Where you go, I will go;
    where you lodge, I will lodge;
your people shall be my people
    and your God my God.
Where you die, I will die,
    and there will I be buried.

(Ruth 1:16b-17a)

This language is striking. These words are often used in weddings, for obvious reason; they speak of loving devotion that endures even beyond death. These words of love, spoken from Ruth to Naomi, in the Book of Ruth, have been used to bind countless couples of all gender combinations.

LGBTQ+ folks and our allies often claim Ruth and Naomi at a lesbian couple, but were they? Honestly, there’s no way to answer that question. In the context of their time, the very nature of romantic relationships was profoundly different than how we define relationships today. We probably shouldn’t simply overlay our contemporary understanding of sexual orientation onto these two women.
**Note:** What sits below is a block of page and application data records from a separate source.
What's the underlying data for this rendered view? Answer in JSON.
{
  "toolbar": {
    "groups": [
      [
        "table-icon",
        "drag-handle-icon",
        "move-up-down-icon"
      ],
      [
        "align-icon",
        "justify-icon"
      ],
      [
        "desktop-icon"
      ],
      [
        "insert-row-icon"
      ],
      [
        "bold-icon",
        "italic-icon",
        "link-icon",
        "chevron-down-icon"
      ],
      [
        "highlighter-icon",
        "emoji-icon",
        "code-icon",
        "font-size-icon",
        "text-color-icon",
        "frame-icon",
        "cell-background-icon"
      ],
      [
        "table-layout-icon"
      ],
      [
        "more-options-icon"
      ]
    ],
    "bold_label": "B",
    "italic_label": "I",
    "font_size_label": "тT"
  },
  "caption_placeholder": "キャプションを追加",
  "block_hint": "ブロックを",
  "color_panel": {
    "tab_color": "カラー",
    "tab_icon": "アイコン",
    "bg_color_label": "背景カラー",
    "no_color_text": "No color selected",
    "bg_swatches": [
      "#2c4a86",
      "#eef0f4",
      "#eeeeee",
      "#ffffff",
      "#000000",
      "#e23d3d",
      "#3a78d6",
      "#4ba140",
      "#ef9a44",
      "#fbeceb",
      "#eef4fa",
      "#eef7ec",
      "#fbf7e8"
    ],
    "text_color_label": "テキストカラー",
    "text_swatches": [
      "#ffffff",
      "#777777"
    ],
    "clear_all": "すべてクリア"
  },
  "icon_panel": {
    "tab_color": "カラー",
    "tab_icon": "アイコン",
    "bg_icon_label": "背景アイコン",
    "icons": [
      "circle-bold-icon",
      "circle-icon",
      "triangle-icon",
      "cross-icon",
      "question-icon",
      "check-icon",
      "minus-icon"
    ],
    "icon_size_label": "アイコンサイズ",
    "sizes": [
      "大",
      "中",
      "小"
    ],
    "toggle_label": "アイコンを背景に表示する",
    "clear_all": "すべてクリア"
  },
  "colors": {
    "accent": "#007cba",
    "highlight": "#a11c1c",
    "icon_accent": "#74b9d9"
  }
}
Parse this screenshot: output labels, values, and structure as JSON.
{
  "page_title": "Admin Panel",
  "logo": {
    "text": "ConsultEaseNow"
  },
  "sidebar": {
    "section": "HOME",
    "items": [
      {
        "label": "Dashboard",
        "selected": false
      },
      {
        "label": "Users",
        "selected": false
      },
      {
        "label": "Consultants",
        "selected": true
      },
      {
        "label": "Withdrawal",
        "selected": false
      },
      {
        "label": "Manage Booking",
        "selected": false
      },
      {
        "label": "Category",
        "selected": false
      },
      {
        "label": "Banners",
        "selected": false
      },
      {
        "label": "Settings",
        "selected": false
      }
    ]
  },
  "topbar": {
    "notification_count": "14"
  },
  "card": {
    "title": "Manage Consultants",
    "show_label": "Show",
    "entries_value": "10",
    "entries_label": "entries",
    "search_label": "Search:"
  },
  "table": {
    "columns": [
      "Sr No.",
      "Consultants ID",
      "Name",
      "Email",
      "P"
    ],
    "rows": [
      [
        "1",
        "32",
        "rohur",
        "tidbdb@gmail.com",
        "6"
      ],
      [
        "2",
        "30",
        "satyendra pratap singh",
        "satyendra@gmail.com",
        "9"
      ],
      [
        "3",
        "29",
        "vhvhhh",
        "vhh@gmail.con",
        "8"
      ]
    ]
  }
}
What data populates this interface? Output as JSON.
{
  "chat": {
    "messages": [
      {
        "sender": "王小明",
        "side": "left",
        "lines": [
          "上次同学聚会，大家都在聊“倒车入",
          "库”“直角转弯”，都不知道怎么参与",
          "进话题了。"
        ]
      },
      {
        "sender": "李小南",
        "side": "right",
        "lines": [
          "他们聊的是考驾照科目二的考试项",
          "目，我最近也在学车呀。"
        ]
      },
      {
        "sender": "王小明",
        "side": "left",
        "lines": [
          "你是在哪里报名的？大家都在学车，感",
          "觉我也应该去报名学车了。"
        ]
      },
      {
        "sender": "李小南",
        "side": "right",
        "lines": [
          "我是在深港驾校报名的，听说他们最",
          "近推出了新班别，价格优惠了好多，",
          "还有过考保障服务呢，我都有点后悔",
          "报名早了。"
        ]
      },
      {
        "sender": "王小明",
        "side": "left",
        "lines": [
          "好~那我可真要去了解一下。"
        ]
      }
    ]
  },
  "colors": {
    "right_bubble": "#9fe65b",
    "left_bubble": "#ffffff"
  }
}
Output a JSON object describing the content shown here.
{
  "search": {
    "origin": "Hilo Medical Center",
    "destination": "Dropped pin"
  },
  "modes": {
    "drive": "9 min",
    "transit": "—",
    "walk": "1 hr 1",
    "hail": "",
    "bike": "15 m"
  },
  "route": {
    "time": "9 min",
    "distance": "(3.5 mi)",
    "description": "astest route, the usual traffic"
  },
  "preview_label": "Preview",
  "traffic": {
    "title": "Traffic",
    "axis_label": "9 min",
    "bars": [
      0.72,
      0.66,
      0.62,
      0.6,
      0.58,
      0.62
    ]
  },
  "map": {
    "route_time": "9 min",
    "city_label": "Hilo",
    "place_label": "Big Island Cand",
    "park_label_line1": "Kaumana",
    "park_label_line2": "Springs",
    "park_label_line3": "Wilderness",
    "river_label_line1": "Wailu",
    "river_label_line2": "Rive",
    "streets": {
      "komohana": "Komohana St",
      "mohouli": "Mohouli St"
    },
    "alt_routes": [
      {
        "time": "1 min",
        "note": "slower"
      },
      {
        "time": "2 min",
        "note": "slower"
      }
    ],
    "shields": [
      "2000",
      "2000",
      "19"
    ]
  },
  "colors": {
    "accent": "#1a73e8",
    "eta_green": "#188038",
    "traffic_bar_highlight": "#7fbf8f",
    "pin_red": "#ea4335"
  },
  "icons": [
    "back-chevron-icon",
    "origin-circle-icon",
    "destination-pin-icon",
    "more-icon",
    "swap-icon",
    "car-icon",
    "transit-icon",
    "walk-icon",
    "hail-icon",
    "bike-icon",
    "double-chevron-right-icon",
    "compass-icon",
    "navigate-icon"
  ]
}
Many queer scholars will tell you that neither homosexuality nor heterosexuality existed until modernity. Therefore, Ruth and Naomi did not have the cultural context of lesbianism with which to label their love. We have no way of knowing if they gave each other that butterfly feeling, or if this was a different kind of love altogether.

However, before we abandon the possibility of them being queer icons, let’s keep in mind one of the things that Ruth and Naomi taught us—a concept that is vital to queer community—the importance of chosen family. They faced loss, grief, fear, and famine; when the world around them felt harsh and survival was uncertain, Ruth would not allow Naomi to send her away to safety. Her now famous words of devotion emerged from faithful adoration toward the one she chose as family. These words speak to a fear of loss that can only exist in a space of genuine love.

Personally, I am not concerned about whether Ruth and Naomi loved each other in a way that would be labeled “lesbian” in today’s cultural context. Lesbian or not, their love was very queer. Let’s remember that the queerness is not dependent on the presence of same-sex romantic attraction. Queer theory requires that we interrogate the ideas of sex, gender, family structures, power dynamics, and identities. Through this lens, we see that as Ruth clings to Naomi, and Naomi is transformed by her devotion, their queerness surpasses orientation.

As we celebrate Pride Month, let’s remember that queer icons are everywhere, especially in the pages of our sacred texts. These queer icons offer us empowerment that transcends cultures and generations. When we see people choosing to be family to one another, we are empowered by that love. When we witness adoration that is often misunderstood or misrepresented, we can experience validation from that adoration.

In our cultural context today, in this nation, we face so much uncertainty. Many of us fear that our marriages will be taken away, our adoptions could be overturned, our medical interventions, such as hormones and gender confirming surgeries might be outlawed, and pregnant people are being stripped of their right to choose. Let’s learn from the queer icons like Ruth and Naomi. As the world around us feels terrifying and harsh, let’s choose to cling to one another. Let’s claim each other as family. Let’s stand in solidarity with each other and with a united front, speak queerness to power. In a country that calls us to be ruthless, let’s choose instead to speak like Ruth and say to one another that your cause is my cause, your fight is my fight, your struggle is my struggle, and we are all each other’s people.

Rev. Jakob Hero-Shaw | Coordinator of the CLGS Transgender Roundtable

Rev. Jakob Hero-Shaw